The key is to minimize your exposure. Here are some examples of what to avoid if possible.
Today, it's the self-employed and small businesses. If you are self-employed or have your own business, you have more opportunity to either "hide" your income or "create" deductions by converting personal expenses into business expenses. To close the estimated $385 billion in uncollected tax receipts, the IRS has pinpointed small businesses and the self-employed as major audit targets.

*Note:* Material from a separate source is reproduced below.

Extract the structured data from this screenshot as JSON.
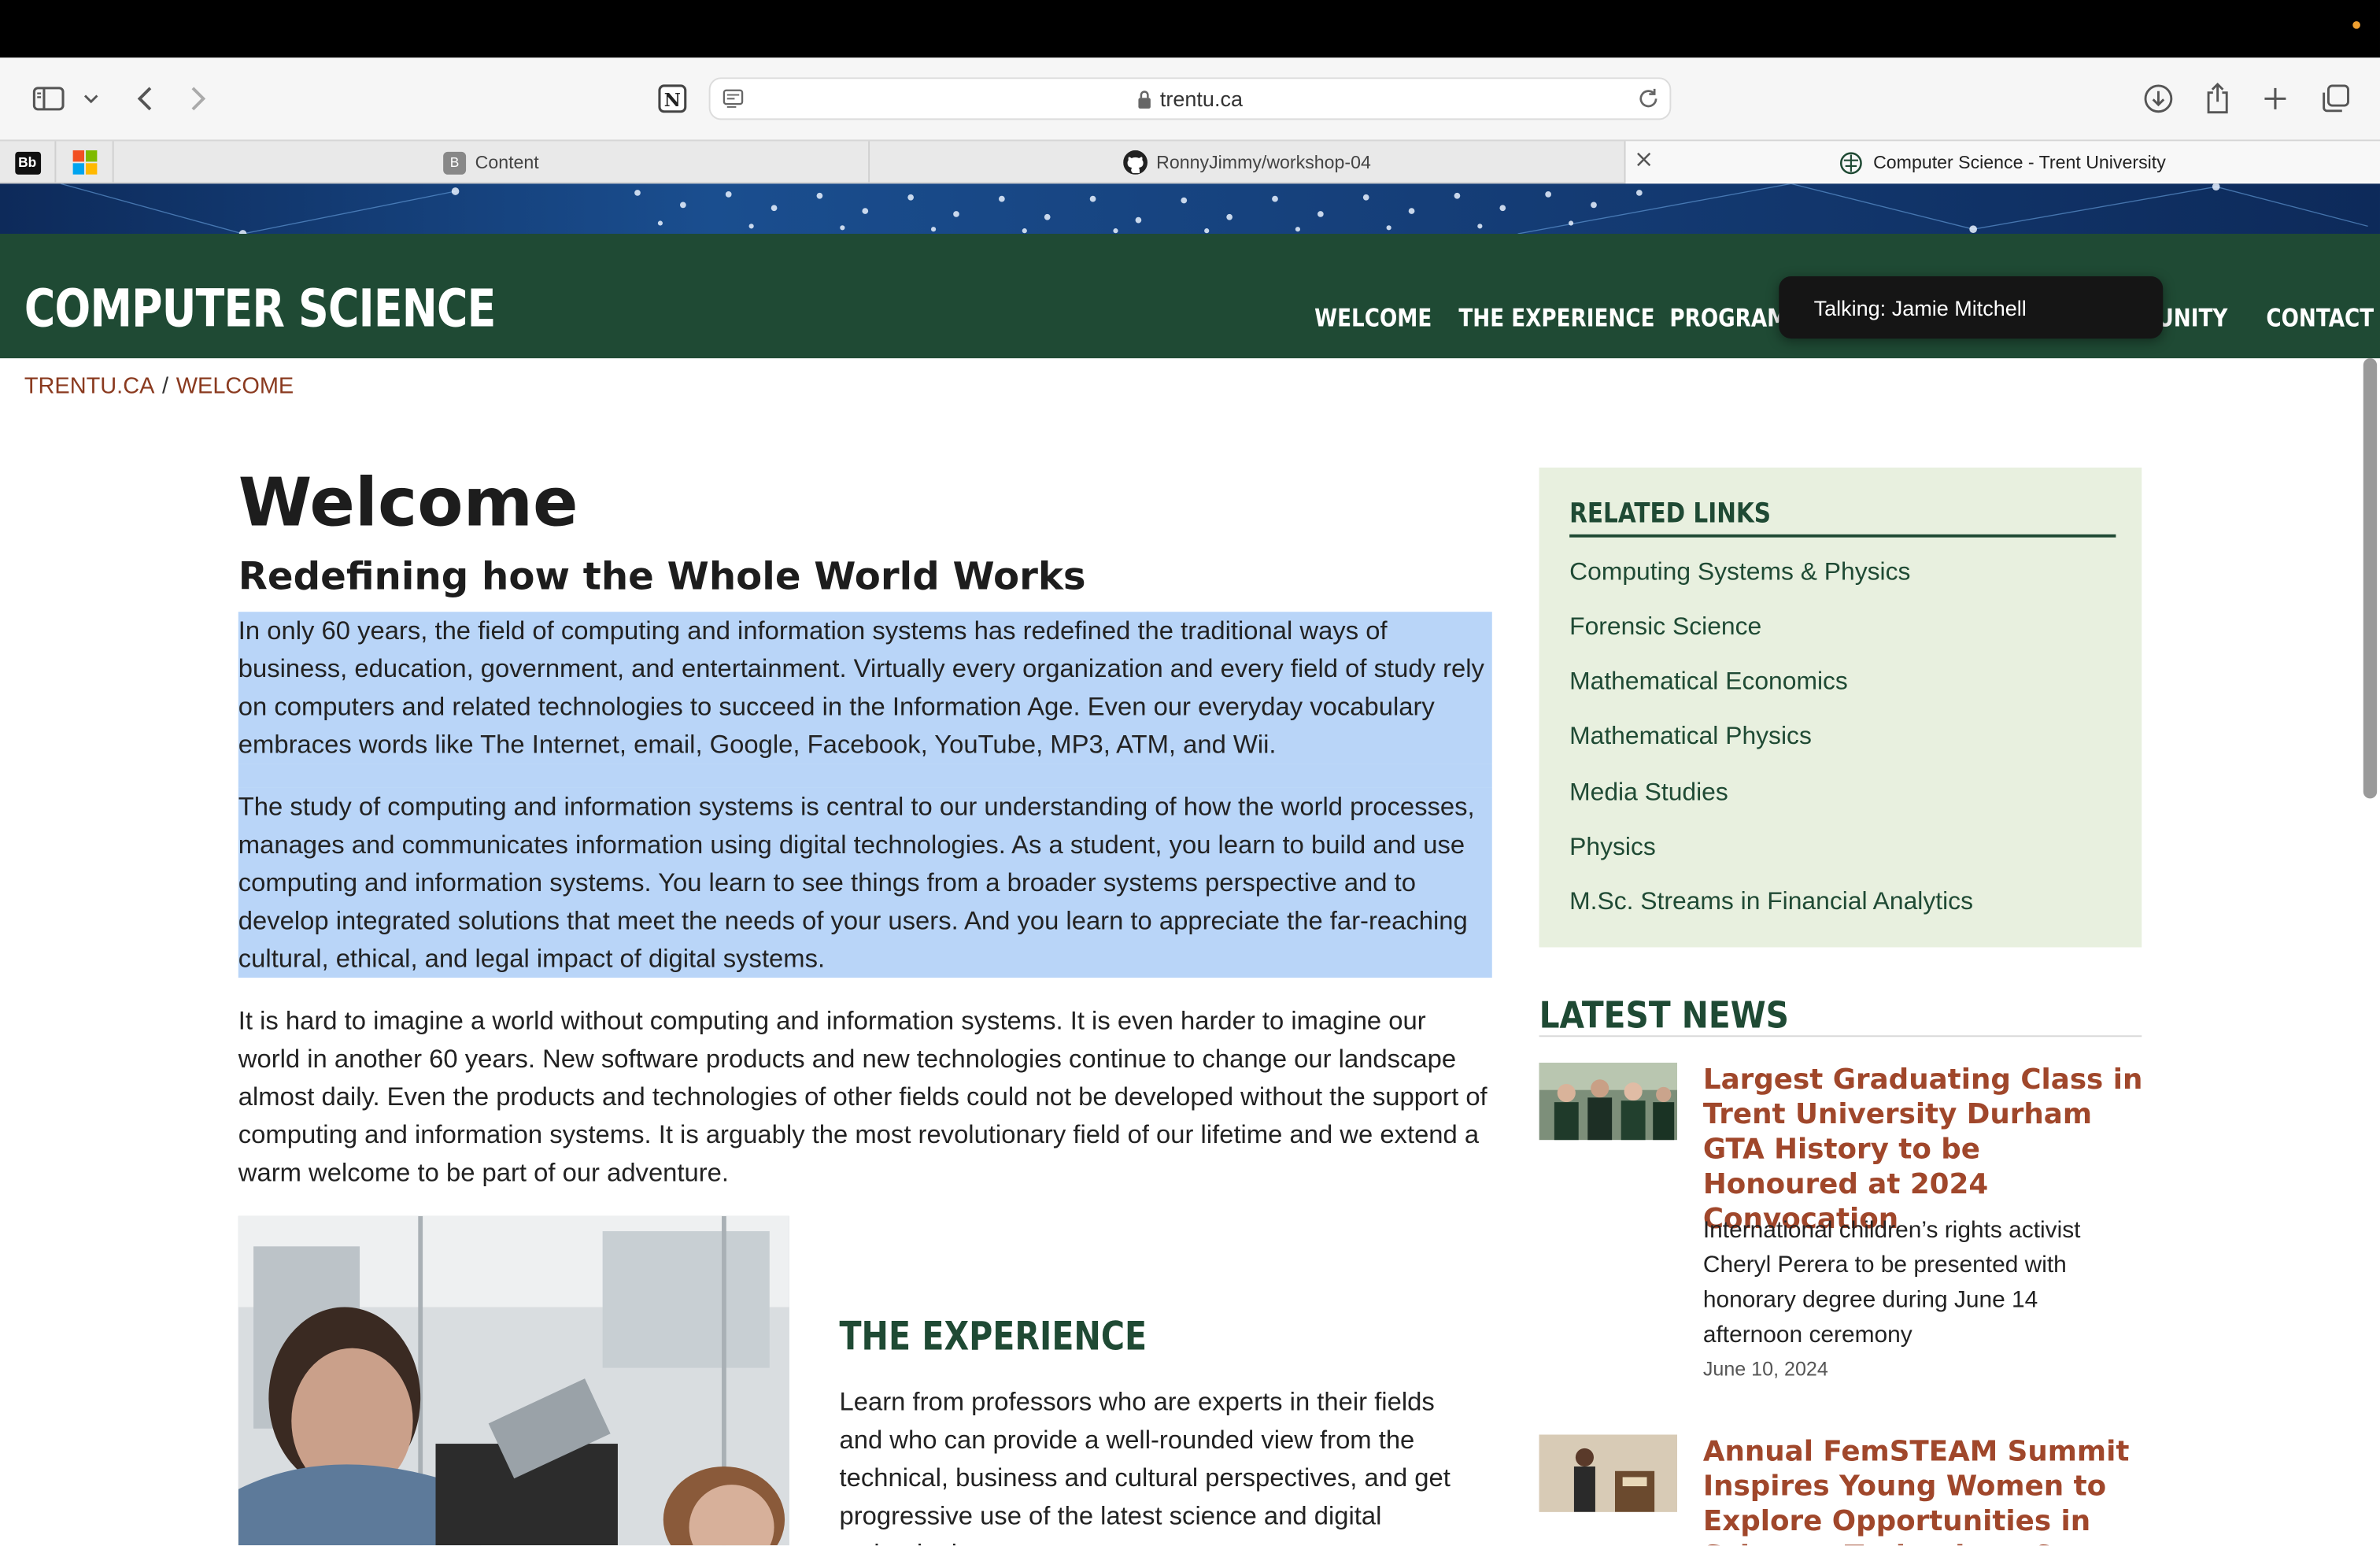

4. Plan your taxes to preempt an audit. If, say, you have a huge medical deduction for a year that you feel would increase your chances of being audited, attach copies of your medical bills to your return. Alternatively, if you made an unusually large charitable contribution, attach a copy of the check or receipts to your return. The IRS computer will still kick out your return, but when a real person looks at it, the reviewer will recognize that you know the rules. It may actually reduce your odds of a full audit. The good news is, if you are audited one year with a refund or no change, it decreases your odds of being audited in subsequent years. In fact, if you are audited on the same items two years in a row with no additional taxes due, the IRS manual specifically recommends that they not audit you on the same items for the third year. Jeff A. Schnepper, Esq., is the author of multiple books on finance and taxation, including How to Pay Zero Taxes in 2012, and all 28 previous editions of How to Pay Zero Taxes. He is a financial, tax, and legal advisor for Estate Planning of Delaware Valley and operates a tax, accounting, and legal practice in Cherry Hill, New Jersey. Mr. Schnepper is Microsoft's MSN MONEY tax expert, an economics editor for USA Today, and tax counsel for Haran, Watson & Company.